Task directions >>
Everything in the records except the pictures needs to be printed again exactly.

::: Exercise inputs :::

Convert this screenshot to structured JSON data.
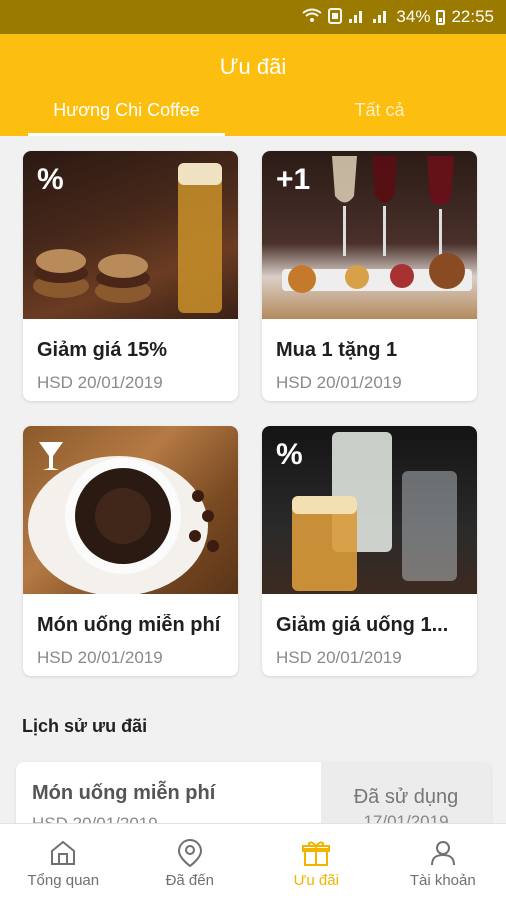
{
  "status_bar": {
    "battery": "34%",
    "time": "22:55"
  },
  "header": {
    "title": "Ưu đãi",
    "tabs": [
      {
        "label": "Hương Chi Coffee",
        "active": true
      },
      {
        "label": "Tất cả",
        "active": false
      }
    ]
  },
  "offers": [
    {
      "badge": "%",
      "name": "Giảm giá 15%",
      "hsd": "HSD 20/01/2019",
      "image": "burgers-beer"
    },
    {
      "badge": "+1",
      "name": "Mua 1 tặng 1",
      "hsd": "HSD 20/01/2019",
      "image": "wine-tapas"
    },
    {
      "badge": "cocktail-glass",
      "name": "Món uống miễn phí",
      "hsd": "HSD 20/01/2019",
      "image": "coffee-cup"
    },
    {
      "badge": "%",
      "name": "Giảm giá uống 1...",
      "hsd": "HSD 20/01/2019",
      "image": "drinks-glasses"
    }
  ],
  "history": {
    "section_title": "Lịch sử ưu đãi",
    "items": [
      {
        "name": "Món uống miễn phí",
        "hsd": "HSD 20/01/2019",
        "status": "Đã sử dụng",
        "used_date": "17/01/2019"
      }
    ]
  },
  "bottom_nav": [
    {
      "label": "Tổng quan",
      "icon": "home-icon",
      "active": false
    },
    {
      "label": "Đã đến",
      "icon": "location-pin-icon",
      "active": false
    },
    {
      "label": "Ưu đãi",
      "icon": "gift-icon",
      "active": true
    },
    {
      "label": "Tài khoản",
      "icon": "user-icon",
      "active": false
    }
  ],
  "colors": {
    "primary": "#fdbf0f",
    "status_bar": "#9b7a00",
    "active_nav": "#f3b400"
  }
}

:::

Output for this task >>
Convert this screenshot to structured JSON data.
{
  "status_bar": {
    "battery": "34%",
    "time": "22:55"
  },
  "header": {
    "title": "Ưu đãi",
    "tabs": [
      {
        "label": "Hương Chi Coffee",
        "active": true
      },
      {
        "label": "Tất cả",
        "active": false
      }
    ]
  },
  "offers": [
    {
      "badge": "%",
      "name": "Giảm giá 15%",
      "hsd": "HSD 20/01/2019",
      "image": "burgers-beer"
    },
    {
      "badge": "+1",
      "name": "Mua 1 tặng 1",
      "hsd": "HSD 20/01/2019",
      "image": "wine-tapas"
    },
    {
      "badge": "cocktail-glass",
      "name": "Món uống miễn phí",
      "hsd": "HSD 20/01/2019",
      "image": "coffee-cup"
    },
    {
      "badge": "%",
      "name": "Giảm giá uống 1...",
      "hsd": "HSD 20/01/2019",
      "image": "drinks-glasses"
    }
  ],
  "history": {
    "section_title": "Lịch sử ưu đãi",
    "items": [
      {
        "name": "Món uống miễn phí",
        "hsd": "HSD 20/01/2019",
        "status": "Đã sử dụng",
        "used_date": "17/01/2019"
      }
    ]
  },
  "bottom_nav": [
    {
      "label": "Tổng quan",
      "icon": "home-icon",
      "active": false
    },
    {
      "label": "Đã đến",
      "icon": "location-pin-icon",
      "active": false
    },
    {
      "label": "Ưu đãi",
      "icon": "gift-icon",
      "active": true
    },
    {
      "label": "Tài khoản",
      "icon": "user-icon",
      "active": false
    }
  ],
  "colors": {
    "primary": "#fdbf0f",
    "status_bar": "#9b7a00",
    "active_nav": "#f3b400"
  }
}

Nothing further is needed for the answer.